- _INPUT RECORDS_
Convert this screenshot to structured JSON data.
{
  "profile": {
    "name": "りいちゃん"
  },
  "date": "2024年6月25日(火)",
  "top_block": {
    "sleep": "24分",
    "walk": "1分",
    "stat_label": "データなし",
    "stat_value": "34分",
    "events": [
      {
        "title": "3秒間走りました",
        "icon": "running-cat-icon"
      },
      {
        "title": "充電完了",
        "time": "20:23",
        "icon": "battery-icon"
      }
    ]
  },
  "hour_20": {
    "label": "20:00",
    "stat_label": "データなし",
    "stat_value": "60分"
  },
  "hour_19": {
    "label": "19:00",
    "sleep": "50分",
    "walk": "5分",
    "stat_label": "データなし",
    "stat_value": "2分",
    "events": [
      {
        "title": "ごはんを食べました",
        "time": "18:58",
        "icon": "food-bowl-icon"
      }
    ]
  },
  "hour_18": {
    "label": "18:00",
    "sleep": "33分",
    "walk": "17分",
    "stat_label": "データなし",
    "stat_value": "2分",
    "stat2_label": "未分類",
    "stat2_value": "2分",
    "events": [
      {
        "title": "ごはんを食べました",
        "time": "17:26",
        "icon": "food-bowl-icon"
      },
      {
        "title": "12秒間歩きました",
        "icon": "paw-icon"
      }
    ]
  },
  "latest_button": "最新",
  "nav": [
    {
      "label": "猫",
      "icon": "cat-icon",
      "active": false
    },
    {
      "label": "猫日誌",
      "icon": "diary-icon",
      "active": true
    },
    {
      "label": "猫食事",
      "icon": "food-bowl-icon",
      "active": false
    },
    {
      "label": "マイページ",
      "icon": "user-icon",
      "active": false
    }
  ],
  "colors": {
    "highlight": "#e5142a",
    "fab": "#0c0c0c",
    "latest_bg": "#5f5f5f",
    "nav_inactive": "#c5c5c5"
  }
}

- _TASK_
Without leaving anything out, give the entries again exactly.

- _WRITTEN ANSWER_
Convert this screenshot to structured JSON data.
{
  "profile": {
    "name": "りいちゃん"
  },
  "date": "2024年6月25日(火)",
  "top_block": {
    "sleep": "24分",
    "walk": "1分",
    "stat_label": "データなし",
    "stat_value": "34分",
    "events": [
      {
        "title": "3秒間走りました",
        "icon": "running-cat-icon"
      },
      {
        "title": "充電完了",
        "time": "20:23",
        "icon": "battery-icon"
      }
    ]
  },
  "hour_20": {
    "label": "20:00",
    "stat_label": "データなし",
    "stat_value": "60分"
  },
  "hour_19": {
    "label": "19:00",
    "sleep": "50分",
    "walk": "5分",
    "stat_label": "データなし",
    "stat_value": "2分",
    "events": [
      {
        "title": "ごはんを食べました",
        "time": "18:58",
        "icon": "food-bowl-icon"
      }
    ]
  },
  "hour_18": {
    "label": "18:00",
    "sleep": "33分",
    "walk": "17分",
    "stat_label": "データなし",
    "stat_value": "2分",
    "stat2_label": "未分類",
    "stat2_value": "2分",
    "events": [
      {
        "title": "ごはんを食べました",
        "time": "17:26",
        "icon": "food-bowl-icon"
      },
      {
        "title": "12秒間歩きました",
        "icon": "paw-icon"
      }
    ]
  },
  "latest_button": "最新",
  "nav": [
    {
      "label": "猫",
      "icon": "cat-icon",
      "active": false
    },
    {
      "label": "猫日誌",
      "icon": "diary-icon",
      "active": true
    },
    {
      "label": "猫食事",
      "icon": "food-bowl-icon",
      "active": false
    },
    {
      "label": "マイページ",
      "icon": "user-icon",
      "active": false
    }
  ],
  "colors": {
    "highlight": "#e5142a",
    "fab": "#0c0c0c",
    "latest_bg": "#5f5f5f",
    "nav_inactive": "#c5c5c5"
  }
}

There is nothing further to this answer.